[DISCLOSURE STATEMENT: The author of this blog post is CKO of Plutonic Research & Knowledge Teams Intl [PRAKTI] and directs its DeepMed library division. The blogger has no other relevant affiliations, competing interests, or financial involvement with any organization or entity with a financial interest in or financial conflict with the subject matter, materials, products, or agencies discussed. The blogger is the sole author of this entry].  



Views: 81

Tags: NIEHS, NPC, NTP, Pharmacore, QSAR, computational_nanotoxicology, ecotoxicity, in_silico, nanoinformatics, nanomedicine, More…nanometrology, nanoparticle-protein_corona, nanosafety, nanotoxicology, protocols, systems_biology


You need to be a member of The International NanoScience Community to add comments!

Join The International NanoScience Community

Latest Activity

Welcome - about us

Welcome! Nanopaprika was cooked up by Hungarian chemistry PhD student in 2007. The main idea was to create something more personal than the other nano networks already on the Internet. Community is open to everyone from post-doctorial researchers and professors to students everywhere.

There is only one important assumption: you have to be interested in nano!

Nanopaprika is always looking for new partners, if you have any idea, contact me at

Dr. András Paszternák, founder of Nanopaprika

Publications by A. Paszternák:

Smartphone-Based Extension of the Curcumin/Cellophane pH Sensing Method

Pd/Ni Synergestic Activity for Hydrogen Oxidation Reaction in Alkaline Conditions

The potential use of cellophane test strips for the quick determination of food colours

pH and CO2 Sensing by Curcumin-Coloured Cellophane Test Strip

Polymeric Honeycombs Decorated by Nickel Nanoparticles

Directed Deposition of Nickel Nanoparticles Using Self-Assembled Organic Template,

Organometallic deposition of ultrasmooth nanoscale Ni film,

Zigzag-shaped nickel nanowires via organometallic template-free route

Surface analytical characterization of passive iron surface modified by alkyl-phosphonic acid layers

Atomic Force Microscopy Studies of Alkyl-Phosphonate SAMs on Mica

Amorphous iron formation due to low energy heavy ion implantation in evaporated 57Fe thin films

Surface modification of passive iron by alkylphosphonic acid layers

Formation and structure of alkylphosphonic acid layers on passive iron

Structure of the nonionic surfactant triethoxy monooctylether C8E3 adsorbed at the free water surface, as seen from surface tension measurements and Monte Carlo simulations

Next partner events of TINC

We are Media Partner of:
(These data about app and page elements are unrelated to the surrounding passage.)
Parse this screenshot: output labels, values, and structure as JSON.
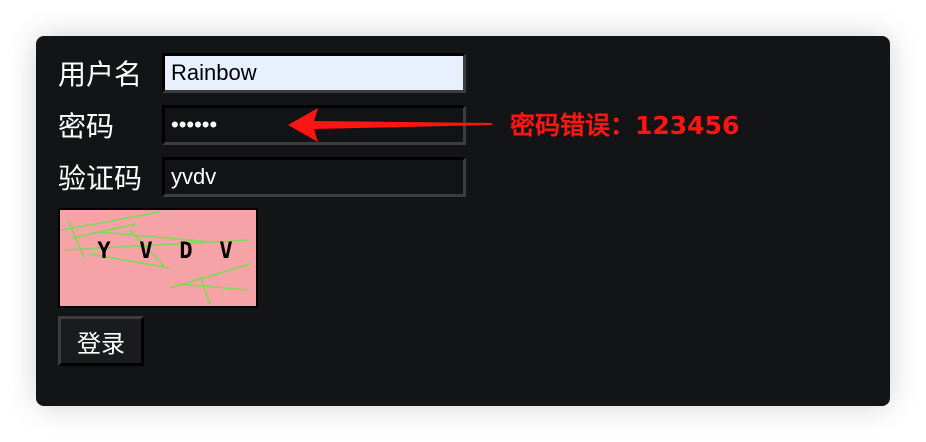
{
  "form": {
    "username": {
      "label": "用户名",
      "value": "Rainbow"
    },
    "password": {
      "label": "密码",
      "value": "••••••"
    },
    "captcha_input": {
      "label": "验证码",
      "value": "yvdv"
    },
    "captcha_image": {
      "text": "YVDV",
      "background": "#f5a3a6",
      "line_color": "#7ed957"
    },
    "login_button": {
      "label": "登录"
    }
  },
  "annotation": {
    "text": "密码错误：123456",
    "color": "#ff1414"
  }
}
Warning: require_once(xn-app://widgetlaboratory/apps/windex.php): failed to open stream: "XN_AppFilesystemStream::stream_open" call failed in /apps/nanoscience/index.php on line 5 Fatal error: require_once(): Failed opening required 'xn-app://widgetlaboratory/apps/windex.php' (include_path='.:/php/includes/XN:/php/includes/PEAR:/php/includes/other') in /apps/nanoscience/index.php on line 5